  • The .net domain extension stands for network. It was originally designed for network providers and internet service providers, but is now open to anyone. 
  • A .net domain name can be a good alternative to a .com domain name if your preferred one is taken or if you want to emphasize your online presence and connectivity. 


  • If your business is on the tech side, you might want to check out the .io domain extension. It stands for input/output, and it’s popular among startups, apps, games, and anything digital. 
  • A .io domain name can show off your tech-loving side and impress your audience looking for the latest and greatest in technology. 
  • .io can cost you more than other domain extensions, and some people might not get what it means or where it comes from.


  • The .biz domain extension is short for business, and it can be a perfect domain extension for anyone who wants to sell something online. 
  • Whether you’re a small business owner, an entrepreneur, a freelancer, or anything in between, a .biz domain name extension can help you get noticed and stand out from the crowd. 


  • The .co domain extension was originally the country code for Colombia, but is now available to anyone. It’s often treated as simply a shorter version of .com. 
  • It’s a good fit for anyone who wants to create a catchy, short, and easy-to-remember domain name that works worldwide.

How to register a domain with the right extension

Luckily, once you’re ready to register your domain name, the process is painless. We’ll go over each step below.

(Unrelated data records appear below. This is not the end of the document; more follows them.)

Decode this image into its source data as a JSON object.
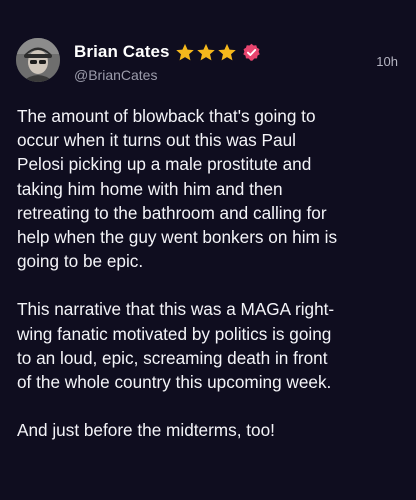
{
  "post": {
    "author": {
      "display_name": "Brian Cates",
      "handle": "@BrianCates",
      "stars_count": 3,
      "star_color": "#f5b81c",
      "verified_color": "#e8456f"
    },
    "timestamp": "10h",
    "paragraphs": [
      "The amount of blowback that's going to\noccur when it turns out this was Paul\nPelosi picking up a male prostitute and\ntaking him home with him and then\nretreating to the bathroom and calling for\nhelp when the guy went bonkers on him is\ngoing to be epic.",
      "This narrative that this was a MAGA right-\nwing fanatic motivated by politics is going\nto an loud, epic, screaming death in front\nof the whole country this upcoming week.",
      "And just before the midterms, too!"
    ]
  },
  "theme": {
    "background": "#0f0d1f",
    "text": "#f4f4f8",
    "muted": "#9c9cab"
  }
}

#1 Research and choose the best domain extension

Start by thinking about your niche, your audience, your goals, and your brand. Ask yourself:

  • What kind of domain extension would suit your website best? 
  • What kind of domain extension would appeal to your audience and convey your message? 
  • What kind of domain extension would help you rank higher on search engines and stand out from the competition?

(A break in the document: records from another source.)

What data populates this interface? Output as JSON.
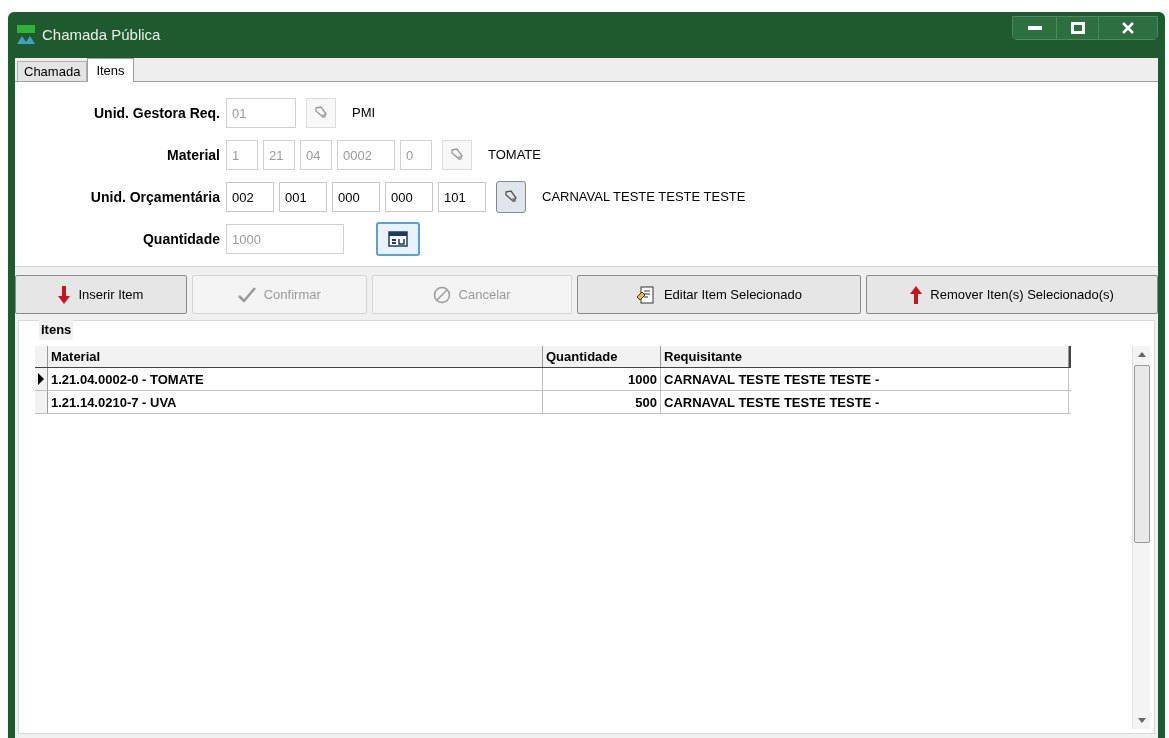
{
  "window": {
    "title": "Chamada Pública"
  },
  "tabs": [
    {
      "label": "Chamada",
      "selected": false
    },
    {
      "label": "Itens",
      "selected": true
    }
  ],
  "fields": [
    {
      "label": "Unid. Gestora Req.",
      "parts": [
        {
          "value": "01",
          "disabled": true
        }
      ],
      "button": {
        "kind": "lookup",
        "disabled": true
      },
      "description": "PMI"
    },
    {
      "label": "Material",
      "parts": [
        {
          "value": "1",
          "disabled": true
        },
        {
          "value": "21",
          "disabled": true
        },
        {
          "value": "04",
          "disabled": true
        },
        {
          "value": "0002",
          "disabled": true
        },
        {
          "value": "0",
          "disabled": true
        }
      ],
      "button": {
        "kind": "lookup",
        "disabled": true
      },
      "description": "TOMATE"
    },
    {
      "label": "Unid. Orçamentária",
      "parts": [
        {
          "value": "002",
          "disabled": false
        },
        {
          "value": "001",
          "disabled": false
        },
        {
          "value": "000",
          "disabled": false
        },
        {
          "value": "000",
          "disabled": false
        },
        {
          "value": "101",
          "disabled": false
        }
      ],
      "button": {
        "kind": "lookup",
        "disabled": false
      },
      "description": "CARNAVAL TESTE TESTE TESTE"
    },
    {
      "label": "Quantidade",
      "parts": [
        {
          "value": "1000",
          "disabled": true
        }
      ],
      "button": {
        "kind": "calculator"
      }
    }
  ],
  "actions": [
    {
      "label": "Inserir Item",
      "kind": "down",
      "disabled": false
    },
    {
      "label": "Confirmar",
      "kind": "check",
      "disabled": true
    },
    {
      "label": "Cancelar",
      "kind": "cancel",
      "disabled": true
    },
    {
      "label": "Editar Item Selecionado",
      "kind": "edit",
      "disabled": false
    },
    {
      "label": "Remover Iten(s) Selecionado(s)",
      "kind": "up",
      "disabled": false
    }
  ],
  "group": {
    "title": "Itens"
  },
  "table": {
    "columns": [
      "Material",
      "Quantidade",
      "Requisitante"
    ],
    "rows": [
      {
        "cells": [
          "1.21.04.0002-0 - TOMATE",
          "1000",
          "CARNAVAL TESTE TESTE TESTE -"
        ],
        "selected": true
      },
      {
        "cells": [
          "1.21.14.0210-7 - UVA",
          "500",
          "CARNAVAL TESTE TESTE TESTE -"
        ],
        "selected": false
      }
    ]
  }
}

If you’re feeling stuck, offers a domain search tool that can help you brainstorm a list of ideas and variations based on any keywords you choose. 

#2 Find a reputable domain registrar

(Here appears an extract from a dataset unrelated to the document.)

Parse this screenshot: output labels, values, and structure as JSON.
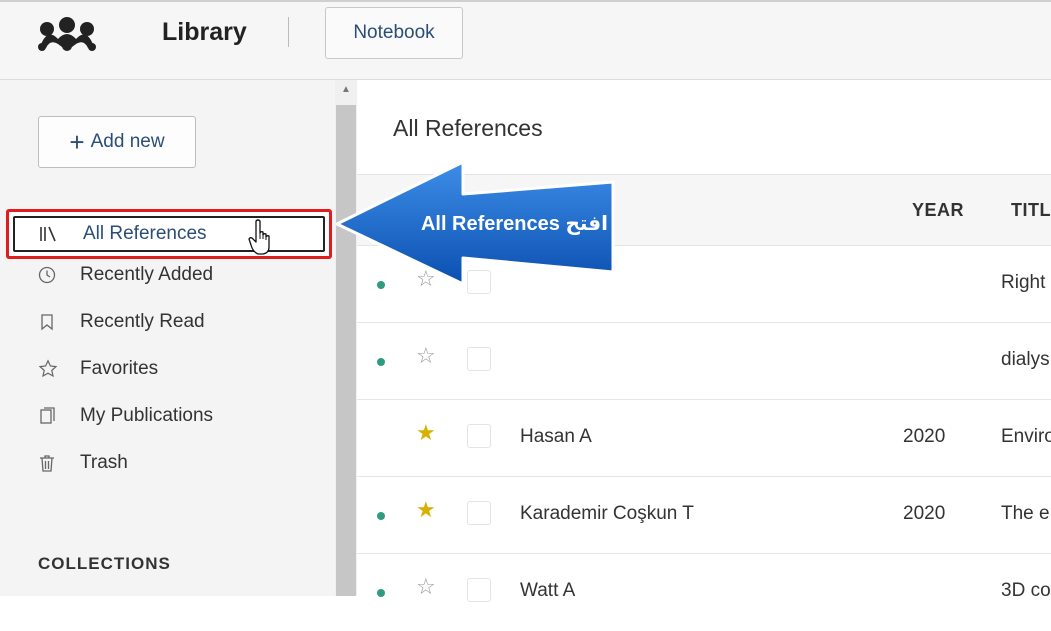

Purchasing your domain is done through a domain registrar—a company that sells and manages domain names. This may or may not be the same company as your hosting provider.

Choosing a domain registrar from the hundreds available can be daunting, so be sure to:

  • Check user reviews and ratings on reputable sites
  • Don’t choose based on cost alone—many domain registrars offer temptingly low initial prices for a domain, only to tack on fees or raise prices each year
  • Weigh price against factors like security, downtime, and customer support 

#3 Register your domain and set up DNS

Once you’ve chosen your registrar, you’re ready to register your domain. Registering your domain is simply another term for purchasing it. Complete the checkout process with your registrar, and voilá—you’ve registered your domain.

Lastly, you’ll set up DNS for your new domain. DNS stands for Domain Name System. It’s essentially the connection that allows visitors to access your site via your domain name instead of a long and complicated IP address.

The steps to set up DNS will vary depending on the domain registrar and hosting provider you choose. Your web hosting provider will provide step-by-step instructions for completing this process.

Get started with today

Ready to buy a domain name? Choosing the right domain extension seems simple, but it can make a difference to the long-term success of your website. When you’re ready to find a reputable domain registrar that offers the domain extension you want—along with the best web hosting services, plus unbeatable customer support— is here to help. offers all the domain extensions available, including .com, .org, .net, .io, .biz, .co, and many more. We’ll also help you with web hosting, email hosting, SSL certificates, a website builder, and everything else you need to get your online presence up and running today. 


CNET. From .coffee to .email to .xyz: The Web’s crazy new reality is here. 

Internet Assigned Numbers Authority. Root Zone Database. 

Search Engine Journal. Does domain extension affect SEO? Google’s John Mueller explains. 
Verisign. Domain name industry brief.

Share this article!